Tangent(s) complete. I love the beach.

Sky vs The Arctic

I'm back...

...from the worst experience of my life. I cannot convey in words the amount of suck involved with the 12-day long Cold Weather Leader's Course. And I'm not just being a wuss (although there's that too) - I've tried to explain to people that my body does not respond to cold like the average human's. In fact, my entire life has been one big foreshadowing of my time in the arctic. Let me count the ways:

First, I told my recruit that I would fight and die anywhere the Army sends me. Jungle, desert, woodland, plains, mountains - ANYWHERE. Except please don't send me to the Arctic.

Despite the promises I made to myself, I ended up going to a college where Winter lasts 3/4's of the year.

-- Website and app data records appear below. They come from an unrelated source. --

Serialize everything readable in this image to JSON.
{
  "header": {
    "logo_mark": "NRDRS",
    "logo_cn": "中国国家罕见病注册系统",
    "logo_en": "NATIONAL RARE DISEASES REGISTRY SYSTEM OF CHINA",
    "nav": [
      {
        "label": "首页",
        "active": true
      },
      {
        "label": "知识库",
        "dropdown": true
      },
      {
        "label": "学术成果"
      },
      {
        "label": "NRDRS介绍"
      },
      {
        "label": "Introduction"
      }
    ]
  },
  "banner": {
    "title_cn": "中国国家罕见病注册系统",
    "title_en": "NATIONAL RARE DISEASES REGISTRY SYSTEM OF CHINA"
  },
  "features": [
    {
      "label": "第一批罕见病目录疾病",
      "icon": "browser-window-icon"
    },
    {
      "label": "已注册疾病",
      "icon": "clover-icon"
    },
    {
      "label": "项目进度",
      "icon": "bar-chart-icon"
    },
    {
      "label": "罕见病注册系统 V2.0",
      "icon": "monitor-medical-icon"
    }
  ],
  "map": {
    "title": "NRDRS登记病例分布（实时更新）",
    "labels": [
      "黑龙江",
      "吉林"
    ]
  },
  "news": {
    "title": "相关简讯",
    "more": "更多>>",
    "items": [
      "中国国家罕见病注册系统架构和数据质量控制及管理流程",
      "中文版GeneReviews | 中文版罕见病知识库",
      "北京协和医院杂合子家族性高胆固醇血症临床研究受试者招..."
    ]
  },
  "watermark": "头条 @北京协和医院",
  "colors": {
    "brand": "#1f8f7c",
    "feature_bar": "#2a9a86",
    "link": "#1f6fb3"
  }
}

Then in ROTC, while everyone else was offered Airborne School and Air Assault School, I was offered Northern Warfare School. I politely declined.

Then when selecting my preferred assignment just before graduating, I put Hawaii as number one. Knowing that there was a very slight chance I would get that assignment, I thought long and hard on what I would put for number two. Something inside me just kept pushing me towards Alaska. I thought, "Yeah I know people who have been stationed in Richardson and loved it. It's OCONUS but also CONUS (kinda). Let's do it."

I didn't know that there were TWO Army bases in Alaska. Richardson is at the southern end of Alaska, where it's still a temperate climate. WAINWRIGHT, however, is sub-Arctic and in the middle of nowhere. So naturally that's the base I was assigned.

Then of course, I end up in CWLC anyway, despite my best attempts (over the years) to stay away from it.

Why this aversion to the cold?

I've thought about this one long and hard as well. I've come up with a few possible explanations.

Firstly, my body just doesn't react well to the cold. I don't know why or when it began, but my body just rejects the cold like bad milk. In fact, the FIRST day I was at CWLC I got "Frost Nip," as the medic called it, which is apparently the step just below frostbite. The ends of my fingers were turning black, and the rest of my hand was paper white. My fingers were on fire.

Secondly, I think the thing I fear most in life is the cold. Maybe the one thing I fear physically in life. I mean, I've been in combat. The first time I went on patrol I was anxious and excited. That was what I had been training for for four years. This was the moment to find out what I was made of. I was ready. When the bullets started flying, it was a huge adrenaline rush, a wild experience. I was afraid yes, but it was a controlled fear that was tempered by years of preparation.

Spending a week in the Arctic scared me like combat never did. I realized that I was seriously afraid of the cold and tried to figure out why.

Firstly, my body. See above.

Second, I didn't understand how to survive in it. My inexperience with severe cold left me ignorant, and I think that ignorance scared me more than anything. That plus my sensitivity to cold left me anxious about serious injury.

Lastly, cold represents emptiness. A lacking. Loneliness. It is the absence of warmth. The absence of light. The absence of energy. It is an absence. I don't know how much that contributed, but it's a psychological factor that I think I was uncomfortable with.

In the end, I think that's why I chose to be stationed in Alaska. I had to face it. I had to face the Arctic. It's the one thing in the world I never wanted to do, so naturally I set myself up to do it. And that's why the capstone of my victory over the Arctic will be Polar Bear Diving in the Arctic Ocean this summer. Once I've been baptized by ice and snow and glacier, then - and only then - will the transformation be complete. Only then will I have faced my fear and stared it down. Only then will I be free from Arctic's hold on me.